◆ Work to be completed
The entries need to be copied exactly.

◆ Supplied entries
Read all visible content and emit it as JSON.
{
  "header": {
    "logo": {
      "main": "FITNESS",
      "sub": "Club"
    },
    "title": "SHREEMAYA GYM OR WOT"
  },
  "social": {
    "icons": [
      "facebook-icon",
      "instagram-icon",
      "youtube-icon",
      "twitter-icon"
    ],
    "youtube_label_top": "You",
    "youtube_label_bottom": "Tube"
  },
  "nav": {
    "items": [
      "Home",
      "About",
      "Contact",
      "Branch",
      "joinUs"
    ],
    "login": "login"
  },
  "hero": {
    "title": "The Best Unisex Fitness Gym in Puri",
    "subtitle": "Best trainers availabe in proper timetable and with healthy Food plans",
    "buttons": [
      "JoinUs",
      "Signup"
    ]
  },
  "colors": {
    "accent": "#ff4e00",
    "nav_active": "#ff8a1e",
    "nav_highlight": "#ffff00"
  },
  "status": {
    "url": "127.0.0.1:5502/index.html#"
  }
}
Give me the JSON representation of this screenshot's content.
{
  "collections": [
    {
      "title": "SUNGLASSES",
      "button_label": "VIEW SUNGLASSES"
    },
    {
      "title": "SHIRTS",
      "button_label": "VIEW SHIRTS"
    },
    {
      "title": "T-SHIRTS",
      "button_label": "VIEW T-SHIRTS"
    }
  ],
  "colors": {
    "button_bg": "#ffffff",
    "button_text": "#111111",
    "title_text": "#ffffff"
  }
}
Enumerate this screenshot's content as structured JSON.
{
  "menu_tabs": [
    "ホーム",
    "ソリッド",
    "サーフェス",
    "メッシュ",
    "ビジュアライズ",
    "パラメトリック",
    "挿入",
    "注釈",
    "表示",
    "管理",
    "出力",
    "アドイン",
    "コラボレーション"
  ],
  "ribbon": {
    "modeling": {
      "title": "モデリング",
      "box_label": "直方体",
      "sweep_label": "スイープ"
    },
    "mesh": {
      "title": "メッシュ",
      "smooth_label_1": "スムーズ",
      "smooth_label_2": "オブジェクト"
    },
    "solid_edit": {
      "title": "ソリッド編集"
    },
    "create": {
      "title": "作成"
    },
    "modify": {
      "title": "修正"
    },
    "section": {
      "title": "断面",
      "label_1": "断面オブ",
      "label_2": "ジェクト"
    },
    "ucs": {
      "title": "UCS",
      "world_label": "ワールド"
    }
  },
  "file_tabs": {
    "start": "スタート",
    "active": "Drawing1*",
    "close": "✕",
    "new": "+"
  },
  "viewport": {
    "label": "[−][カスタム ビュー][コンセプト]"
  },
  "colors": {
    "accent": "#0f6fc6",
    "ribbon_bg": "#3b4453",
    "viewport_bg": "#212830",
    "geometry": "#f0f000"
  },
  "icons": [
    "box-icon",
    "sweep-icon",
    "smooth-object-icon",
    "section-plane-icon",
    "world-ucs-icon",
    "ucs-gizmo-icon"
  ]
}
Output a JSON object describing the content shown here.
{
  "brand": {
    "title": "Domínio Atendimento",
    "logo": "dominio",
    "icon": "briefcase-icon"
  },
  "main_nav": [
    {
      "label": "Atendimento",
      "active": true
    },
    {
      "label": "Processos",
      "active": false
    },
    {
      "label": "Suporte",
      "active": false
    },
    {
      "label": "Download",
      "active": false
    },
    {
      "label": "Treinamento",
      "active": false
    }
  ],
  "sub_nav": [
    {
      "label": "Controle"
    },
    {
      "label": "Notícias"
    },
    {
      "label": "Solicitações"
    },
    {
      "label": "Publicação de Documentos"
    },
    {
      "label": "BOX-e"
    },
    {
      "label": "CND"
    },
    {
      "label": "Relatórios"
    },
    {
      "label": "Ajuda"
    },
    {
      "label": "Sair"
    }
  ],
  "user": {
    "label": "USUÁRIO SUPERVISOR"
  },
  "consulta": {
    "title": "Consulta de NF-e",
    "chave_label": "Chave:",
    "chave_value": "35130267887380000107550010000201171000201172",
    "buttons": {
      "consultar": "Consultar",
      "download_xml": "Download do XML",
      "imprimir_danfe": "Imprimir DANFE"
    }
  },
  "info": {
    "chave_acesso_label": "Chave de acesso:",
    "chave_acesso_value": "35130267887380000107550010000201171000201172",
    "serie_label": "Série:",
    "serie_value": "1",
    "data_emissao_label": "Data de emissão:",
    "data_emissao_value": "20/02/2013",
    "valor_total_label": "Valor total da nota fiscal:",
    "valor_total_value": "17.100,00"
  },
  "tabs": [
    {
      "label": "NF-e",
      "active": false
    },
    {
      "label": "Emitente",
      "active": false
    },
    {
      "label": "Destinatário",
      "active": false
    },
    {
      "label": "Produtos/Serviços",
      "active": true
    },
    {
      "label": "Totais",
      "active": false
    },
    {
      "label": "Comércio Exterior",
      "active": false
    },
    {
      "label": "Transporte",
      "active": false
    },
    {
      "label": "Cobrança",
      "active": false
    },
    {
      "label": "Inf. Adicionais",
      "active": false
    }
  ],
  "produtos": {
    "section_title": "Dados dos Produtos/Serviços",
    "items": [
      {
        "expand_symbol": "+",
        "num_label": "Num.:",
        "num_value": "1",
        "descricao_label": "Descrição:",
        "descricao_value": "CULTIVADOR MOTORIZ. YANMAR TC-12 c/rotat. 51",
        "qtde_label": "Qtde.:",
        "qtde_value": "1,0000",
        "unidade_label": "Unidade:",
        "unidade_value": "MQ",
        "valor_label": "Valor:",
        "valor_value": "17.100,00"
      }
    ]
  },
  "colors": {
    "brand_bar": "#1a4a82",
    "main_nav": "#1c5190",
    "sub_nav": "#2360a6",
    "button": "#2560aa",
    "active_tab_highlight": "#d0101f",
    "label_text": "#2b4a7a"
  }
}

◆ Your response
Read all visible content and emit it as JSON.
{
  "header": {
    "logo": {
      "main": "FITNESS",
      "sub": "Club"
    },
    "title": "SHREEMAYA GYM OR WOT"
  },
  "social": {
    "icons": [
      "facebook-icon",
      "instagram-icon",
      "youtube-icon",
      "twitter-icon"
    ],
    "youtube_label_top": "You",
    "youtube_label_bottom": "Tube"
  },
  "nav": {
    "items": [
      "Home",
      "About",
      "Contact",
      "Branch",
      "joinUs"
    ],
    "login": "login"
  },
  "hero": {
    "title": "The Best Unisex Fitness Gym in Puri",
    "subtitle": "Best trainers availabe in proper timetable and with healthy Food plans",
    "buttons": [
      "JoinUs",
      "Signup"
    ]
  },
  "colors": {
    "accent": "#ff4e00",
    "nav_active": "#ff8a1e",
    "nav_highlight": "#ffff00"
  },
  "status": {
    "url": "127.0.0.1:5502/index.html#"
  }
}
Give me the JSON representation of this screenshot's content.
{
  "collections": [
    {
      "title": "SUNGLASSES",
      "button_label": "VIEW SUNGLASSES"
    },
    {
      "title": "SHIRTS",
      "button_label": "VIEW SHIRTS"
    },
    {
      "title": "T-SHIRTS",
      "button_label": "VIEW T-SHIRTS"
    }
  ],
  "colors": {
    "button_bg": "#ffffff",
    "button_text": "#111111",
    "title_text": "#ffffff"
  }
}
Enumerate this screenshot's content as structured JSON.
{
  "menu_tabs": [
    "ホーム",
    "ソリッド",
    "サーフェス",
    "メッシュ",
    "ビジュアライズ",
    "パラメトリック",
    "挿入",
    "注釈",
    "表示",
    "管理",
    "出力",
    "アドイン",
    "コラボレーション"
  ],
  "ribbon": {
    "modeling": {
      "title": "モデリング",
      "box_label": "直方体",
      "sweep_label": "スイープ"
    },
    "mesh": {
      "title": "メッシュ",
      "smooth_label_1": "スムーズ",
      "smooth_label_2": "オブジェクト"
    },
    "solid_edit": {
      "title": "ソリッド編集"
    },
    "create": {
      "title": "作成"
    },
    "modify": {
      "title": "修正"
    },
    "section": {
      "title": "断面",
      "label_1": "断面オブ",
      "label_2": "ジェクト"
    },
    "ucs": {
      "title": "UCS",
      "world_label": "ワールド"
    }
  },
  "file_tabs": {
    "start": "スタート",
    "active": "Drawing1*",
    "close": "✕",
    "new": "+"
  },
  "viewport": {
    "label": "[−][カスタム ビュー][コンセプト]"
  },
  "colors": {
    "accent": "#0f6fc6",
    "ribbon_bg": "#3b4453",
    "viewport_bg": "#212830",
    "geometry": "#f0f000"
  },
  "icons": [
    "box-icon",
    "sweep-icon",
    "smooth-object-icon",
    "section-plane-icon",
    "world-ucs-icon",
    "ucs-gizmo-icon"
  ]
}
Output a JSON object describing the content shown here.
{
  "brand": {
    "title": "Domínio Atendimento",
    "logo": "dominio",
    "icon": "briefcase-icon"
  },
  "main_nav": [
    {
      "label": "Atendimento",
      "active": true
    },
    {
      "label": "Processos",
      "active": false
    },
    {
      "label": "Suporte",
      "active": false
    },
    {
      "label": "Download",
      "active": false
    },
    {
      "label": "Treinamento",
      "active": false
    }
  ],
  "sub_nav": [
    {
      "label": "Controle"
    },
    {
      "label": "Notícias"
    },
    {
      "label": "Solicitações"
    },
    {
      "label": "Publicação de Documentos"
    },
    {
      "label": "BOX-e"
    },
    {
      "label": "CND"
    },
    {
      "label": "Relatórios"
    },
    {
      "label": "Ajuda"
    },
    {
      "label": "Sair"
    }
  ],
  "user": {
    "label": "USUÁRIO SUPERVISOR"
  },
  "consulta": {
    "title": "Consulta de NF-e",
    "chave_label": "Chave:",
    "chave_value": "35130267887380000107550010000201171000201172",
    "buttons": {
      "consultar": "Consultar",
      "download_xml": "Download do XML",
      "imprimir_danfe": "Imprimir DANFE"
    }
  },
  "info": {
    "chave_acesso_label": "Chave de acesso:",
    "chave_acesso_value": "35130267887380000107550010000201171000201172",
    "serie_label": "Série:",
    "serie_value": "1",
    "data_emissao_label": "Data de emissão:",
    "data_emissao_value": "20/02/2013",
    "valor_total_label": "Valor total da nota fiscal:",
    "valor_total_value": "17.100,00"
  },
  "tabs": [
    {
      "label": "NF-e",
      "active": false
    },
    {
      "label": "Emitente",
      "active": false
    },
    {
      "label": "Destinatário",
      "active": false
    },
    {
      "label": "Produtos/Serviços",
      "active": true
    },
    {
      "label": "Totais",
      "active": false
    },
    {
      "label": "Comércio Exterior",
      "active": false
    },
    {
      "label": "Transporte",
      "active": false
    },
    {
      "label": "Cobrança",
      "active": false
    },
    {
      "label": "Inf. Adicionais",
      "active": false
    }
  ],
  "produtos": {
    "section_title": "Dados dos Produtos/Serviços",
    "items": [
      {
        "expand_symbol": "+",
        "num_label": "Num.:",
        "num_value": "1",
        "descricao_label": "Descrição:",
        "descricao_value": "CULTIVADOR MOTORIZ. YANMAR TC-12 c/rotat. 51",
        "qtde_label": "Qtde.:",
        "qtde_value": "1,0000",
        "unidade_label": "Unidade:",
        "unidade_value": "MQ",
        "valor_label": "Valor:",
        "valor_value": "17.100,00"
      }
    ]
  },
  "colors": {
    "brand_bar": "#1a4a82",
    "main_nav": "#1c5190",
    "sub_nav": "#2360a6",
    "button": "#2560aa",
    "active_tab_highlight": "#d0101f",
    "label_text": "#2b4a7a"
  }
}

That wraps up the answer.